The velocity of a tsunami is directly proportional to the square root of the depth of the undisturbed ocean. So, regardless of the intensity of the initial disturbance, a tsunami will always travel at the same speed for a given ocean depth. Therefore, as a tsunami approaches a coast, the speed of the wave will slow down. In the deepest parts of the ocean, tsunamis can reach 1000 km/hr (about 600 mi/hr).

A tsunami is dangerous if it carries a lot of energy when it reaches the coast, which depends on the disturbance that caused it.

Paul Whitmore, the scientist in charge at the West Coast and Alaska Tsunami Warning Center, said that there are three major ways through which waves can lose energy as they travel: friction with the sea floor or air, viscosity, and spreading. A tsunami traveling across the deep ocean usually dissipates very little energy.

However, tsunamis can lose a lot of energy when they break, said Paul Sclavounos, a professor of Ocean Engineering. This is what makes islands and other land masses with steep shelves more prone to risk, since their topography makes it less likely that an approaching tsunami would break offshore, said Raffaele Ferrari, a professor of earth, atmospheric, and planetary sciences at MIT. Also, the shape of a coast can either focus or spread the oncoming waves; a focused wave causes more devastating effects.

The December 26th tsunami was especially devastating for several reasons.

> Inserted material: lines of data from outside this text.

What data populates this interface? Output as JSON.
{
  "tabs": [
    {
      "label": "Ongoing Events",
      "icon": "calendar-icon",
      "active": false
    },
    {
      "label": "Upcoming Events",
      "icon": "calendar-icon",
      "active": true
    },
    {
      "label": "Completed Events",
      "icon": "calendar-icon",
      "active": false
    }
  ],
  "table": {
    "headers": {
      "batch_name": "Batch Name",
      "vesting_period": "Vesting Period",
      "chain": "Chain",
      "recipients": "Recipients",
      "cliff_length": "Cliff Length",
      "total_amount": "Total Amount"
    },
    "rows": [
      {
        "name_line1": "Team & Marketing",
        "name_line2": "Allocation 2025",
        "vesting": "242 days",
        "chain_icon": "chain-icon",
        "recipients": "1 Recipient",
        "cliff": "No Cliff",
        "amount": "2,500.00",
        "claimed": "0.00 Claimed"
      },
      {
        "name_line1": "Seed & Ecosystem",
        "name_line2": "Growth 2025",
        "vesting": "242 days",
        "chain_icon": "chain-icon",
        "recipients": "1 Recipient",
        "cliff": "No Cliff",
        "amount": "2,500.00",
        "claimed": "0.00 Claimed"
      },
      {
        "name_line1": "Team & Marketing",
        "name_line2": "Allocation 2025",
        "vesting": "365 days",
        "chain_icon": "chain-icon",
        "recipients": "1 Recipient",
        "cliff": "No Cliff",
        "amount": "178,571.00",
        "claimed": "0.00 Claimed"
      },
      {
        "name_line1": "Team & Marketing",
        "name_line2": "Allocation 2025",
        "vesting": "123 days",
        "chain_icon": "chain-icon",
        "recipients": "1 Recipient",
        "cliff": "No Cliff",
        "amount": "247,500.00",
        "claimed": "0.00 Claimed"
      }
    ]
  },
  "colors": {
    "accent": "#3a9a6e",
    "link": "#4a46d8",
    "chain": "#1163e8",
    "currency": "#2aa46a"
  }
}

The magnitude of the earthquake that caused the tsunami, at 9.0 on the Richter scale, made it one of the strongest quakes ever recorded. Hence, it generated the largest tsunami in over 40 years, according to the National Weather Service.

Since the rupture was a large crack, close to 1000 km in length, the resulting tsunami did not spread out radially, as it would have with a point source. As a result, the waves that crashed on the coasts close to the epicenter were more focused and especially strong.

Although a tsunami can be as high as 30 meters by the time it reaches the coast, its small amplitude and long wavelength in the deep ocean are such that vessels far off shore will not sense the ensuing disaster. “If you’re on a ship, you won’t even notice,” said Ferrari.

Despite the immense damage caused by the earthquake and resulting tsunami, perhaps the safest place for boats to be on the morning of December 26th was not at port, but rather near the epicenter of the quake.